Lucinda Cady House
A view of the Cady-Lee mansion from 2011, by Farragutful on Wikimedia Commons (CC BY-SA 3.0)
Backstory and Context
In 1886, Henry Cady, a real estate agent, and his wife, Lucinda Cady, moved to Takoma Park in Washington, DC. At the time, the Takoma neighborhood was fairly small, and the Cadys wanted a home of their own in the park, so they called on architect Leon Dessez to design their home. Once the designs for the home were completed, construction was overseen by Frederick Dudley, and the house was completed in 1887. The Cadys lived comfortably in the house for years, but in 1906, Henry Cady died, leaving the home to Lucinda and their children. Not long after, Lucinda died in 1934, leaving the home to their eldest daughter, Mary Lee, a schoolteacher. She and her husband moved into the home and made numerous renovations to make it more up to date with modern conveniences. The Lees stayed in the home until Mary died in 1975.

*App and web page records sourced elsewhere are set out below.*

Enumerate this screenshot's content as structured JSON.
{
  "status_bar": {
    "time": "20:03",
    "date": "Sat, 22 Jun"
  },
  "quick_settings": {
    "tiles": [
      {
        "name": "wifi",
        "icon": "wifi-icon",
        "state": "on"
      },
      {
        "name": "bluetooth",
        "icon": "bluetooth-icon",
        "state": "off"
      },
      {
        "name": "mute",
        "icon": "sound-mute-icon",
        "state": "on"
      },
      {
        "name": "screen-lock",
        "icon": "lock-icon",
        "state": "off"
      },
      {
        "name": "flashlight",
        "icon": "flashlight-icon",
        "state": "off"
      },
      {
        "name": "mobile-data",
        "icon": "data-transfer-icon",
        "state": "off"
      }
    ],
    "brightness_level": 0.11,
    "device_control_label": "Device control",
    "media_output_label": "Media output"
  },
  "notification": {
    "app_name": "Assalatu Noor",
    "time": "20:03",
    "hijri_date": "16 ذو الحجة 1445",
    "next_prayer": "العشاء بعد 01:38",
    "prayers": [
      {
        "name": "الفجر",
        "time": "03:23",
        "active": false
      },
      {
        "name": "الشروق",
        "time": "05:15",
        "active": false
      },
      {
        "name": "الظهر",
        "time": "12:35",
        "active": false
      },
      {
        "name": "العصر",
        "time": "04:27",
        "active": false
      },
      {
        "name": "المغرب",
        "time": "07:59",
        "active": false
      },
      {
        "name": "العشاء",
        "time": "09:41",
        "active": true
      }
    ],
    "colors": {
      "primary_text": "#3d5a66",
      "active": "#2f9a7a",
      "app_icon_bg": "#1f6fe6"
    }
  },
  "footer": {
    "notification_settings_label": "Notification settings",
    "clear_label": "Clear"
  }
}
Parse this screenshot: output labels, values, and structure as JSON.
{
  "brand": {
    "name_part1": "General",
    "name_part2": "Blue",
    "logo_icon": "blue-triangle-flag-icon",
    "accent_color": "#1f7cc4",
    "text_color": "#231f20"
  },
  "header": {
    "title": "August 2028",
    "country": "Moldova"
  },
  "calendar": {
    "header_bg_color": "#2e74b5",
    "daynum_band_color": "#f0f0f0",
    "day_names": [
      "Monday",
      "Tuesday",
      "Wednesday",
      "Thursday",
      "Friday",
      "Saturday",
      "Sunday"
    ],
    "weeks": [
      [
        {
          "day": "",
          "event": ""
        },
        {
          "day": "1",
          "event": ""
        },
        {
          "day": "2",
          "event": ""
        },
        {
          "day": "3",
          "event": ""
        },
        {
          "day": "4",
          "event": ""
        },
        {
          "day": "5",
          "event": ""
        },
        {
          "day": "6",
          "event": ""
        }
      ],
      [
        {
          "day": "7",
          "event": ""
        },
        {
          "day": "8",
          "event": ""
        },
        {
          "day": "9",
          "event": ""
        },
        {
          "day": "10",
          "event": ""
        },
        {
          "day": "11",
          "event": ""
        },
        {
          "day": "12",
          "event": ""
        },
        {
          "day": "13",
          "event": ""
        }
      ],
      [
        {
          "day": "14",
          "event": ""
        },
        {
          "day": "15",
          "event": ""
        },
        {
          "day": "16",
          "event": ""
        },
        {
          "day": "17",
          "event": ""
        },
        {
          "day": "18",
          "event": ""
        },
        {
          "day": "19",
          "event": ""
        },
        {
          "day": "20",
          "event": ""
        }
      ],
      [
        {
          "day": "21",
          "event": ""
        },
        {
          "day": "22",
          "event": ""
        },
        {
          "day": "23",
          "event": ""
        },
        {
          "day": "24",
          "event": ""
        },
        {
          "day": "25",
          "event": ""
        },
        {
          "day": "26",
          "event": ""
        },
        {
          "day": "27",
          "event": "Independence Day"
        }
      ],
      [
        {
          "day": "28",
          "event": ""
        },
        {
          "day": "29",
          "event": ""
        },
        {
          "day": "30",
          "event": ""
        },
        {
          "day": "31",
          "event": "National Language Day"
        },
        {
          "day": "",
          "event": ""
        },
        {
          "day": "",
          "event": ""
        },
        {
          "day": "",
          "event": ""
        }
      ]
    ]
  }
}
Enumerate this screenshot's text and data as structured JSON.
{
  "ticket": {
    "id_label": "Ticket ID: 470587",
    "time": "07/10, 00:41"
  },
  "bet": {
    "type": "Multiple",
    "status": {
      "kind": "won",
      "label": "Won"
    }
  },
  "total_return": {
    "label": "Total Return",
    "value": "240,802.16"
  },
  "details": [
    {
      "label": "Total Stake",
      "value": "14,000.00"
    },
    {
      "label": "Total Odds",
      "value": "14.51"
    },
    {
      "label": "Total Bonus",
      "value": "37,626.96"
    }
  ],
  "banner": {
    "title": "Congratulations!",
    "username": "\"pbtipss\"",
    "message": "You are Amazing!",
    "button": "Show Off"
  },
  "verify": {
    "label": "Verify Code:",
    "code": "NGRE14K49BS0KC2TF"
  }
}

After Mary’s death, attempts were made to tear the Cady-Lee down, but members of the Takoma Park community rallied together to stop its demolition. Their efforts succeeded, and on May 28th, 1975, it was placed on the National Register of Historic Places as the Lucinda Cady House. From there, restoration efforts were made to revitalize the home, and in 2002, it was sold to the Forum for Youth Investment in order to use as office space for their nonprofit. As of today, the Forum for Youth Investment is still the Lucinda Cady House’s occupant.
Forum for Youth Investment. History of the Cady-Lee, Cady-Lee: A Tacoma DC National Register Historic Home. Accessed May 3rd 2020. http://www.cadylee.org/content/history-cady-lee.
Ganschinietz, Suzanne. Lucinda Cady House, National Register of Historic Places Nomination Form. September 1974. Accessed May 3rd 2020. https://npgallery.nps.gov/NRHP/GetAsset/NRHP/75002047_text.